The blood of philosopher-kings
Landscape design theory has been rotting away, peacefully, like a garden temple, since the close of the eighteenth century. The Director of Land scape Architecture Studies at Dumbarton Oaks gives poverty as the explanation:
This ignorance or cavalier disregard of history is part and parcel of a larger poverty of discourse; as Steven R. Krog has written, landscape architecture is ‘a discipline in intellectual disarray’ and with a ‘deficiency of theoretical discourse’. Of all the modern arts none has displayed such a meagre com mand of analytical, including rudimentary philosophical, language as landscape studies. (Hunt, 1992)

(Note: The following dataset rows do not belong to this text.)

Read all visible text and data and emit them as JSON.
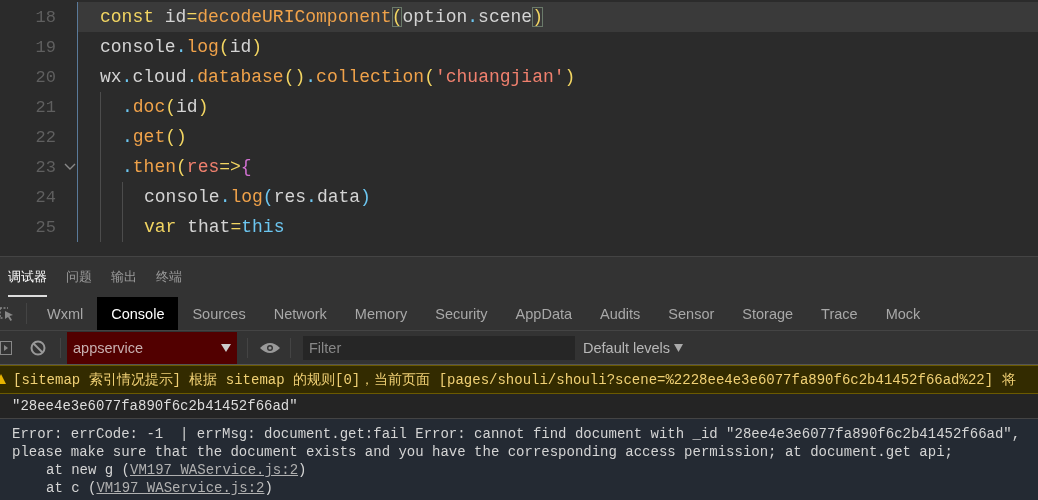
{
  "editor": {
    "lines": [
      {
        "number": "18",
        "current": true,
        "foldable": false,
        "tokens": [
          {
            "kind": "keyword",
            "text": "const"
          },
          {
            "kind": "plain",
            "text": " id"
          },
          {
            "kind": "operator",
            "text": "="
          },
          {
            "kind": "function",
            "text": "decodeURIComponent"
          },
          {
            "kind": "match",
            "text": "("
          },
          {
            "kind": "plain",
            "text": "option"
          },
          {
            "kind": "dot",
            "text": "."
          },
          {
            "kind": "plain",
            "text": "scene"
          },
          {
            "kind": "match",
            "text": ")"
          }
        ]
      },
      {
        "number": "19",
        "current": false,
        "foldable": false,
        "tokens": [
          {
            "kind": "plain",
            "text": "console"
          },
          {
            "kind": "dot",
            "text": "."
          },
          {
            "kind": "function",
            "text": "log"
          },
          {
            "kind": "paren",
            "text": "("
          },
          {
            "kind": "plain",
            "text": "id"
          },
          {
            "kind": "paren",
            "text": ")"
          }
        ]
      },
      {
        "number": "20",
        "current": false,
        "foldable": false,
        "tokens": [
          {
            "kind": "plain",
            "text": "wx"
          },
          {
            "kind": "dot",
            "text": "."
          },
          {
            "kind": "plain",
            "text": "cloud"
          },
          {
            "kind": "dot",
            "text": "."
          },
          {
            "kind": "function",
            "text": "database"
          },
          {
            "kind": "paren",
            "text": "()"
          },
          {
            "kind": "dot",
            "text": "."
          },
          {
            "kind": "function",
            "text": "collection"
          },
          {
            "kind": "paren",
            "text": "("
          },
          {
            "kind": "string",
            "text": "'chuangjian'"
          },
          {
            "kind": "paren",
            "text": ")"
          }
        ],
        "children": [
          {
            "number": "21",
            "current": false,
            "foldable": false,
            "tokens": [
              {
                "kind": "dot",
                "text": "."
              },
              {
                "kind": "function",
                "text": "doc"
              },
              {
                "kind": "paren",
                "text": "("
              },
              {
                "kind": "plain",
                "text": "id"
              },
              {
                "kind": "paren",
                "text": ")"
              }
            ]
          },
          {
            "number": "22",
            "current": false,
            "foldable": false,
            "tokens": [
              {
                "kind": "dot",
                "text": "."
              },
              {
                "kind": "function",
                "text": "get"
              },
              {
                "kind": "paren",
                "text": "()"
              }
            ]
          },
          {
            "number": "23",
            "current": false,
            "foldable": true,
            "tokens": [
              {
                "kind": "dot",
                "text": "."
              },
              {
                "kind": "function",
                "text": "then"
              },
              {
                "kind": "paren",
                "text": "("
              },
              {
                "kind": "string",
                "text": "res"
              },
              {
                "kind": "operator",
                "text": "=>"
              },
              {
                "kind": "brace",
                "text": "{"
              }
            ],
            "children": [
              {
                "number": "24",
                "current": false,
                "foldable": false,
                "tokens": [
                  {
                    "kind": "plain",
                    "text": "console"
                  },
                  {
                    "kind": "dot",
                    "text": "."
                  },
                  {
                    "kind": "function",
                    "text": "log"
                  },
                  {
                    "kind": "inner",
                    "text": "("
                  },
                  {
                    "kind": "plain",
                    "text": "res"
                  },
                  {
                    "kind": "dot",
                    "text": "."
                  },
                  {
                    "kind": "plain",
                    "text": "data"
                  },
                  {
                    "kind": "inner",
                    "text": ")"
                  }
                ]
              },
              {
                "number": "25",
                "current": false,
                "foldable": false,
                "tokens": [
                  {
                    "kind": "keyword",
                    "text": "var"
                  },
                  {
                    "kind": "plain",
                    "text": " that"
                  },
                  {
                    "kind": "operator",
                    "text": "="
                  },
                  {
                    "kind": "this",
                    "text": "this"
                  }
                ]
              }
            ]
          }
        ]
      }
    ]
  },
  "panel_tabs": [
    {
      "label": "调试器",
      "selected": true
    },
    {
      "label": "问题",
      "selected": false
    },
    {
      "label": "输出",
      "selected": false
    },
    {
      "label": "终端",
      "selected": false
    }
  ],
  "devtools_tabs": [
    {
      "label": "Wxml",
      "selected": false
    },
    {
      "label": "Console",
      "selected": true
    },
    {
      "label": "Sources",
      "selected": false
    },
    {
      "label": "Network",
      "selected": false
    },
    {
      "label": "Memory",
      "selected": false
    },
    {
      "label": "Security",
      "selected": false
    },
    {
      "label": "AppData",
      "selected": false
    },
    {
      "label": "Audits",
      "selected": false
    },
    {
      "label": "Sensor",
      "selected": false
    },
    {
      "label": "Storage",
      "selected": false
    },
    {
      "label": "Trace",
      "selected": false
    },
    {
      "label": "Mock",
      "selected": false
    }
  ],
  "toolbar": {
    "context": "appservice",
    "filter": {
      "placeholder": "Filter"
    },
    "levels": "Default levels"
  },
  "messages": [
    {
      "kind": "warning",
      "text": "[sitemap 索引情况提示] 根据 sitemap 的规则[0]，当前页面 [pages/shouli/shouli?scene=%2228ee4e3e6077fa890f6c2b41452f66ad%22] 将"
    },
    {
      "kind": "log",
      "text": "\"28ee4e3e6077fa890f6c2b41452f66ad\""
    },
    {
      "kind": "error",
      "text": "Error: errCode: -1  | errMsg: document.get:fail Error: cannot find document with _id \"28ee4e3e6077fa890f6c2b41452f66ad\",\nplease make sure that the document exists and you have the corresponding access permission; at document.get api;",
      "stack": [
        {
          "prefix": "at new g (",
          "link": "VM197_WAService.js:2",
          "suffix": ")"
        },
        {
          "prefix": "at c (",
          "link": "VM197_WAService.js:2",
          "suffix": ")"
        }
      ]
    }
  ]
}
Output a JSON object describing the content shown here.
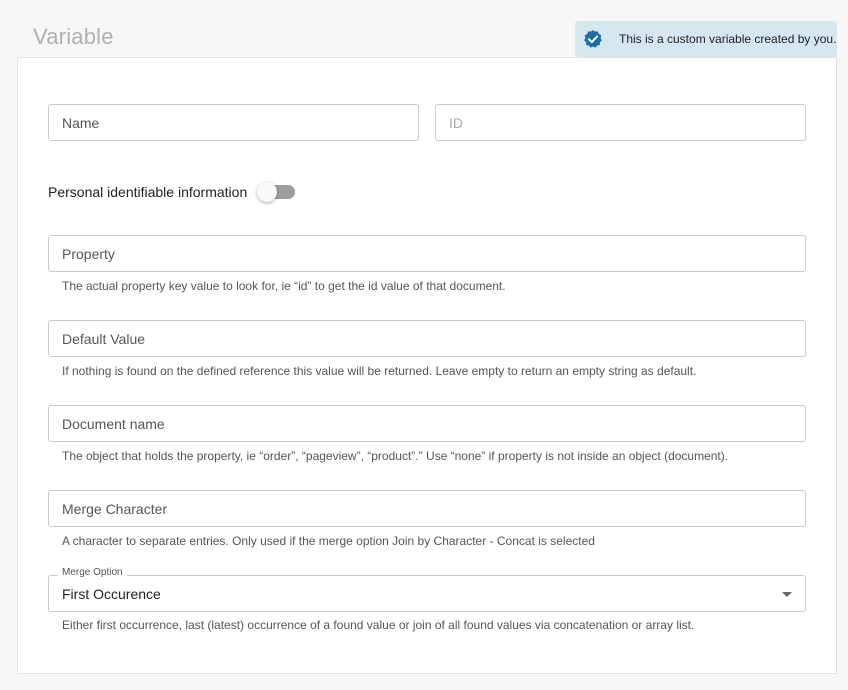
{
  "header": {
    "title": "Variable",
    "banner_text": "This is a custom variable created by you.",
    "banner_icon": "verified-badge-icon",
    "banner_color": "#d7e7f0",
    "badge_color": "#1a6ea0"
  },
  "form": {
    "name_placeholder": "Name",
    "id_placeholder": "ID",
    "pii_label": "Personal identifiable information",
    "pii_enabled": false,
    "property_placeholder": "Property",
    "property_help": "The actual property key value to look for, ie “id” to get the id value of that document.",
    "default_value_placeholder": "Default Value",
    "default_value_help": "If nothing is found on the defined reference this value will be returned. Leave empty to return an empty string as default.",
    "document_name_placeholder": "Document name",
    "document_name_help": "The object that holds the property, ie “order”, “pageview”, “product”.” Use “none” if property is not inside an object (document).",
    "merge_character_placeholder": "Merge Character",
    "merge_character_help": "A character to separate entries. Only used if the merge option Join by Character - Concat is selected",
    "merge_option_label": "Merge Option",
    "merge_option_value": "First Occurence",
    "merge_option_help": "Either first occurrence, last (latest) occurrence of a found value or join of all found values via concatenation or array list."
  }
}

. . . if you find yourselves in agreement with somebody about a beautiful design in land scape architecture, this happy accident can be explained in more cases than not by a shared class background or education rather than by any examinable philosophical criteria . . . Modern designs, perhaps to escape this solipsism, have insisted both upon design as problem solving and specifically upon de signing for groups or the community.